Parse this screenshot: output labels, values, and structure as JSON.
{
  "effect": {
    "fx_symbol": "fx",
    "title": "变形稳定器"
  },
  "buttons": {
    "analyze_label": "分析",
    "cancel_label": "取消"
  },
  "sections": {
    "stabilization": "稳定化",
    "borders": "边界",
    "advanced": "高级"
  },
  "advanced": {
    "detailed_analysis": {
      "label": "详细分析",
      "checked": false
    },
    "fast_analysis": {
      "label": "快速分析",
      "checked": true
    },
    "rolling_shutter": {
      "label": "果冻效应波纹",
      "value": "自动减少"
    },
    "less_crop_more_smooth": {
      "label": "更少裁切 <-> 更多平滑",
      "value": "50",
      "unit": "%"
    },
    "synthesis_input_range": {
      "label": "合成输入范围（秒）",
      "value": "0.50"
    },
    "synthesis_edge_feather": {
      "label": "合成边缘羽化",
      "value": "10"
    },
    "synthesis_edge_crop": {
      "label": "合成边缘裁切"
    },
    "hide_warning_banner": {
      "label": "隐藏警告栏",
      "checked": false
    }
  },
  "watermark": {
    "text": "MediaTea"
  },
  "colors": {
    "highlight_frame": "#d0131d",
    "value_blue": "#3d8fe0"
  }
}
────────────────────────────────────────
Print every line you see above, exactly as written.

Parse this screenshot: output labels, values, and structure as JSON.
{
  "effect": {
    "fx_symbol": "fx",
    "title": "变形稳定器"
  },
  "buttons": {
    "analyze_label": "分析",
    "cancel_label": "取消"
  },
  "sections": {
    "stabilization": "稳定化",
    "borders": "边界",
    "advanced": "高级"
  },
  "advanced": {
    "detailed_analysis": {
      "label": "详细分析",
      "checked": false
    },
    "fast_analysis": {
      "label": "快速分析",
      "checked": true
    },
    "rolling_shutter": {
      "label": "果冻效应波纹",
      "value": "自动减少"
    },
    "less_crop_more_smooth": {
      "label": "更少裁切 <-> 更多平滑",
      "value": "50",
      "unit": "%"
    },
    "synthesis_input_range": {
      "label": "合成输入范围（秒）",
      "value": "0.50"
    },
    "synthesis_edge_feather": {
      "label": "合成边缘羽化",
      "value": "10"
    },
    "synthesis_edge_crop": {
      "label": "合成边缘裁切"
    },
    "hide_warning_banner": {
      "label": "隐藏警告栏",
      "checked": false
    }
  },
  "watermark": {
    "text": "MediaTea"
  },
  "colors": {
    "highlight_frame": "#d0131d",
    "value_blue": "#3d8fe0"
  }
}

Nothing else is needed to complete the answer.